The city of Jerez de la Frontera—commonly shortened to Jerez— is in a corner of the Andalusia region in southern Spain. It is home to sherry, the unique fortified wine that is produced in an area known as the Sherry Triangle. We were lucky enough to visit there a few years ago and experience a sherry tasting.
This beef stew got its origins in the “triangle.” It features tender, succulent pieces of beef, silky, supple mushrooms and a braising liquid rich with both sherry wine and sherry vinegar. The stew is familiar and comforting, yet deliciously different thanks to the wine’s tangy, nutty notes and the aged woodsiness and mellow acidity of the vinegar.
Milk Street adapted the recipe, adding a turnip along with the carrots and cinnamon to complement the wine. They say for this recipe simply seek a fino or manzanilla sherry—both are dry, bright and light, and therefore excellent counterpoints for the richness of the beef and mushrooms.
The sherry vinegar? If you can spare the expense, opt for gran reserva which is aged for at least 10 years and has a smooth, complex flavor, balanced acidity and mahogany hue. But, if that’s not an option, reserva (which we used) or any aged sherry vinegar, though less nuanced than gran reserva, will work perfectly well.
After one hour with the pot covered, there seemed to be too much liquid, so we left it uncovered to help some of that evaporate. After the hour and a half elapsed, we still weren’t happy with how watery it seemed so we removed the contents with a slotted spoon to a covered bowl, and reduced the liquid another 10 minutes. The beef, veggies and mushroom slices were added to the pot for the final 10 minutes.
The perfect meal on a lazy Sunday afternoon after a massive snowstorm… in fact, we both agreed, the BEST stew we’ve ever had! Confession, we were wiping our bowls clean of any residual sauce…
The original recipe claimed it would feed 4 to 6. If you served it over polenta or mashed potatoes, maybe 4 to 5? We got three portions. Next time we’ll add in another carrot and an extra turnip to make it more veggie-forward.
*NOTE: Don’t use sherry cooking wine or domestically produced “dry sherry.” To get the right complexity and balance of richness and acidity, look for fino or manzanilla sherry produced in Spain. Also, avoid sweet sherry for the obvious reasons.
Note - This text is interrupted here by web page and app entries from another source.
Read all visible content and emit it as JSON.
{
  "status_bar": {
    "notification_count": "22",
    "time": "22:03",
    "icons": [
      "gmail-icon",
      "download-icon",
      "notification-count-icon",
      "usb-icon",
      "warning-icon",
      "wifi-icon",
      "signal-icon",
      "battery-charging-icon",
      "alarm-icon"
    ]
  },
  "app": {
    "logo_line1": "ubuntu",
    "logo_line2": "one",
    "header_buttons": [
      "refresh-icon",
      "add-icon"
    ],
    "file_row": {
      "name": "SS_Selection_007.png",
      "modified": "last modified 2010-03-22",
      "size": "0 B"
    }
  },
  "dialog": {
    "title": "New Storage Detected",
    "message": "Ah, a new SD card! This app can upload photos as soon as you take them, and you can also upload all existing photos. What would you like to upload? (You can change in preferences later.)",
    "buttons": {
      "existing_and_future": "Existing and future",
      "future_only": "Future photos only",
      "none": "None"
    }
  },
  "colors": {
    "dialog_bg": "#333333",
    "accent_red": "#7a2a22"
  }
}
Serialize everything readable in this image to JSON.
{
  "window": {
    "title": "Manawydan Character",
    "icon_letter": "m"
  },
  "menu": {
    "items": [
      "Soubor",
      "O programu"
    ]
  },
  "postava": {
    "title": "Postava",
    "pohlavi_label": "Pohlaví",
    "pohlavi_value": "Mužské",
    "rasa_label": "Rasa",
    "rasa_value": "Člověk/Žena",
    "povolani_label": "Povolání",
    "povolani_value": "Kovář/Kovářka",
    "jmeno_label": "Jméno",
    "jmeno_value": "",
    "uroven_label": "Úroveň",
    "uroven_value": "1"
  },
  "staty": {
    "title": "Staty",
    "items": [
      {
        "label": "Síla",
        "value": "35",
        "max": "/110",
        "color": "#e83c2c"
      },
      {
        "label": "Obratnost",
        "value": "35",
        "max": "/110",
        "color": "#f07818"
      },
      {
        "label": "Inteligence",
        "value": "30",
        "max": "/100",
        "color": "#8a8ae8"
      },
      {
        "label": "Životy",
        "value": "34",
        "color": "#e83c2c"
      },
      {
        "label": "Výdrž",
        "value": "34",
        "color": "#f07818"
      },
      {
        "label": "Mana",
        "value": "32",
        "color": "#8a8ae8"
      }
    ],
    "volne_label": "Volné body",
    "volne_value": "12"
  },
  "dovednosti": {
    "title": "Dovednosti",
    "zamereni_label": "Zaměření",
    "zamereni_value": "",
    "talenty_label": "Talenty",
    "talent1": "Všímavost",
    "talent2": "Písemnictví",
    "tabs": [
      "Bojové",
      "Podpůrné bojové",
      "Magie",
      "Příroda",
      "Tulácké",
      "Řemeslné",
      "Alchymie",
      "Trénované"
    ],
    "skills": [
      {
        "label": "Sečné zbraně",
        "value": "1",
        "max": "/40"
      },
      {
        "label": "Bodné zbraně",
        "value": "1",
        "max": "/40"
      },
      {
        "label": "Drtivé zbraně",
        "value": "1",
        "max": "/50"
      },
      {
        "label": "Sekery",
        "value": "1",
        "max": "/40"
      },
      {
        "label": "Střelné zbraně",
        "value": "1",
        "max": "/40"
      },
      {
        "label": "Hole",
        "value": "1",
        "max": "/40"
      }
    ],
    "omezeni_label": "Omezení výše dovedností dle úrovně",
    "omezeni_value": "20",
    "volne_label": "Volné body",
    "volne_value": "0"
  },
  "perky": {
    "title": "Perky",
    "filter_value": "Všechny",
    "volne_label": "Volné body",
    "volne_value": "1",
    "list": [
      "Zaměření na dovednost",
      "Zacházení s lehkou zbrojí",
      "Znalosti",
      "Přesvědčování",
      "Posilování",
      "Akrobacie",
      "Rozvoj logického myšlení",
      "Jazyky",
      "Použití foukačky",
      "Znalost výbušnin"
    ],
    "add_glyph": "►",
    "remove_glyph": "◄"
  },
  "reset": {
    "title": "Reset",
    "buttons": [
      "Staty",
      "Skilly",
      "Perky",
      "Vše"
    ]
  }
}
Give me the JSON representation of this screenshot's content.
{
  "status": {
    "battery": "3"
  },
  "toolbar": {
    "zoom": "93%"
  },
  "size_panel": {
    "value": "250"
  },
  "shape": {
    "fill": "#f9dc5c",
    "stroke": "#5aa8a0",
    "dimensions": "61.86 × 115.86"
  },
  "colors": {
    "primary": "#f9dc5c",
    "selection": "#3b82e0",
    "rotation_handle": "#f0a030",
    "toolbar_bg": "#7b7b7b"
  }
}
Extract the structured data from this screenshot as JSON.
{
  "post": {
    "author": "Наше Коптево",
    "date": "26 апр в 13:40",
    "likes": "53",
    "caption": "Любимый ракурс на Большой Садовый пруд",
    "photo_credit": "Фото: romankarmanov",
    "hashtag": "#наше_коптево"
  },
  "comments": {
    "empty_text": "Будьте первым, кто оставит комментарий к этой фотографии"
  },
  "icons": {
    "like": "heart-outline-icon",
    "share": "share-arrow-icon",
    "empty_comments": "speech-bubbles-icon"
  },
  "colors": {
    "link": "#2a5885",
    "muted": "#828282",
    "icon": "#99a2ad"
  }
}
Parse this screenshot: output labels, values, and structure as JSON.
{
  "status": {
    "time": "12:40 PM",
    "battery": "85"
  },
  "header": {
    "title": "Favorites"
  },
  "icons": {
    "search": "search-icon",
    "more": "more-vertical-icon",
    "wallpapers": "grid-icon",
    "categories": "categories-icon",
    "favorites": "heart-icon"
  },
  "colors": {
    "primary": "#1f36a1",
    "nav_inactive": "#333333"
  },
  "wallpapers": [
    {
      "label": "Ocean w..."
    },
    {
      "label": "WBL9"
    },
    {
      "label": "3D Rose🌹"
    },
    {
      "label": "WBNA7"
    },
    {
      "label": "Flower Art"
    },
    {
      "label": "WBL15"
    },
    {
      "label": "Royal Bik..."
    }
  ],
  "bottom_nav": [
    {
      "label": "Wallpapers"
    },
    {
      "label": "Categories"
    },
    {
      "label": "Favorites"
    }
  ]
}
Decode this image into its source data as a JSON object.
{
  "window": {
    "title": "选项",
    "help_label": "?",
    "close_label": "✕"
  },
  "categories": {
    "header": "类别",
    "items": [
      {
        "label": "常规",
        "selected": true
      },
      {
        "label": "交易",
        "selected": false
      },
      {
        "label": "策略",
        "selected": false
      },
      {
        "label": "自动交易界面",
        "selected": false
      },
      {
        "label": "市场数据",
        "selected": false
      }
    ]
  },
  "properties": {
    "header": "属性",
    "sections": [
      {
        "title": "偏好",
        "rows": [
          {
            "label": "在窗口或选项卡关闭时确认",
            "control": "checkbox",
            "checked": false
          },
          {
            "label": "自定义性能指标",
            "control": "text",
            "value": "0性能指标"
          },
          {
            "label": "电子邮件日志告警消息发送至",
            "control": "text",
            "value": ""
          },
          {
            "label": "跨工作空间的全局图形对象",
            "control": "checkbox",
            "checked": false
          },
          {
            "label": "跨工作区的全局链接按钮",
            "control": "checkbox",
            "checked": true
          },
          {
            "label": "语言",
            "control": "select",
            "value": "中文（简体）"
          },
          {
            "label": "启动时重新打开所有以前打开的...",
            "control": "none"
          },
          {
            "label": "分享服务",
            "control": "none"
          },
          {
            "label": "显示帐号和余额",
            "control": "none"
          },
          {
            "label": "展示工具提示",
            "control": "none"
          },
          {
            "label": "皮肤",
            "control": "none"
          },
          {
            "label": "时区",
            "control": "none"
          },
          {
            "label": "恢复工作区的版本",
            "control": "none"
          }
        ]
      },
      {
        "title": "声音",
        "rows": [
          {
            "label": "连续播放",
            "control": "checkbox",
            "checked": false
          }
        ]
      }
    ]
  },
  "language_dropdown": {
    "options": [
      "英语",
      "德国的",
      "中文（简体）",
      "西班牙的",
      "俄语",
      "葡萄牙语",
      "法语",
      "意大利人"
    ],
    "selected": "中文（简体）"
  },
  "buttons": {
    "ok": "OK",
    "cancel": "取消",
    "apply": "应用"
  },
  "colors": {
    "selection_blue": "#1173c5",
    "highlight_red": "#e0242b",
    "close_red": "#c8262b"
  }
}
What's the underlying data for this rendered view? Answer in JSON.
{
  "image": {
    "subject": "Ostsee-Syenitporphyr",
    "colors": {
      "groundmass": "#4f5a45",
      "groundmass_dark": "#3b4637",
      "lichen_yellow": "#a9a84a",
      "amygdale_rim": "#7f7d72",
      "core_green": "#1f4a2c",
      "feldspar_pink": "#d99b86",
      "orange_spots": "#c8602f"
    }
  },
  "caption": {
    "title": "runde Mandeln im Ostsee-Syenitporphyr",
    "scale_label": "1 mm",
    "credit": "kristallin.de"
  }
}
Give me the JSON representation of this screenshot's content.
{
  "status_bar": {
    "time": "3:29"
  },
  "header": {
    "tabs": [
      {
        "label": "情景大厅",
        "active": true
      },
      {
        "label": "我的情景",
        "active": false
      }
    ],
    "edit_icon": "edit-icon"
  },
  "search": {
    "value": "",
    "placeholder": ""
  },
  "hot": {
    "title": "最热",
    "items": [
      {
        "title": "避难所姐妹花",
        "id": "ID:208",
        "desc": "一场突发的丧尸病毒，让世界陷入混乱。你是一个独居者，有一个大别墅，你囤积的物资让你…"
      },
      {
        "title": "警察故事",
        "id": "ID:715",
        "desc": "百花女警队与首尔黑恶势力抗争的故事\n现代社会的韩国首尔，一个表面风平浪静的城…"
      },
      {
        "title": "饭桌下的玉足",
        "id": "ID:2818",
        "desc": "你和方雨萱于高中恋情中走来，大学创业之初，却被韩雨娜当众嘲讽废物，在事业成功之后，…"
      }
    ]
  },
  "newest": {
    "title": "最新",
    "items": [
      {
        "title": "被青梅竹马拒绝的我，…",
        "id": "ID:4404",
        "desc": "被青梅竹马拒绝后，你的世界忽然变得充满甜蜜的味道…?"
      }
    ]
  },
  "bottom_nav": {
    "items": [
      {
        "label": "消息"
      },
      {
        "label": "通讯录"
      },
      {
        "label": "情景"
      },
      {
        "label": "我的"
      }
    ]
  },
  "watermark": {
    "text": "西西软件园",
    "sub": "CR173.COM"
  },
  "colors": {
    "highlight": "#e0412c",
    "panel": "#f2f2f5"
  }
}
Spanish Beef Stew with Mushrooms and Sherry
- 2 Tbsp. extra-virgin olive oil
- 2 lbs. boneless beef chuck roast, trimmed of excess fat and cut into 1- to 1½-inch pieces
- 4 medium garlic cloves, peeled
- 1 medium yellow onion, halved and thinly sliced
- Kosher salt and ground black pepper
- 2 medium carrots, peeled and sliced ½ inch thick
- 1 small white turnip, peeled and cut into ½-inch cubes
- 2 bay leaves
- 1 cinnamon stick
- 4 tsp. sweet paprika
- 1/2 tsp. grated nutmeg
- 1 cup fino or manzanilla sherry*
- 1 qt. low-sodium beef broth
- 2 Tbsp. good-quality aged sherry vinegar, plus more to taste
- 4 z. oyster or cremini mushrooms, trimmed and thinly sliced
- In a large Dutch oven over medium-high, heat the oil until shimmering. Add the beef and garlic, then cook, stirring occasionally, until lightly browned, about 5 minutes. Using a slotted spoon, transfer to a medium bowl and set aside; reserve the fat in the pot.
- To the same pot, add the onion and 1 teaspoon salt; cook over medium, stirring often, until golden brown, 8 to 10 minutes.
- Add the carrots, turnip, bay, cinnamon, paprika and nutmeg; cook, stirring, until fragrant, about 30 seconds.
- Add the sherry and bring to a simmer over medium-high, scraping up any browned bits; cook, stirring occasionally, until reduced by about half, 3 to 5 minutes.
- Stir in the broth, vinegar and ¼ teaspoon pepper. Return the beef and garlic, along with the accumulated juices, to the pot. Bring to a simmer, then cover partially. Reduce to medium-low and cook, stirring occasionally, until a skewer inserted into the beef meets just a little resistance, about 1½ hours.
- Stir in the mushrooms and cover completely. Reduce to low and cook, stirring once or twice, until the mushrooms are tender, 10 to 15 minutes.
- Off heat, remove and discard the cinnamon and bay. Taste and season with salt, pepper and additional vinegar, if needed.
Adapted by Courtney Hill for Milk Street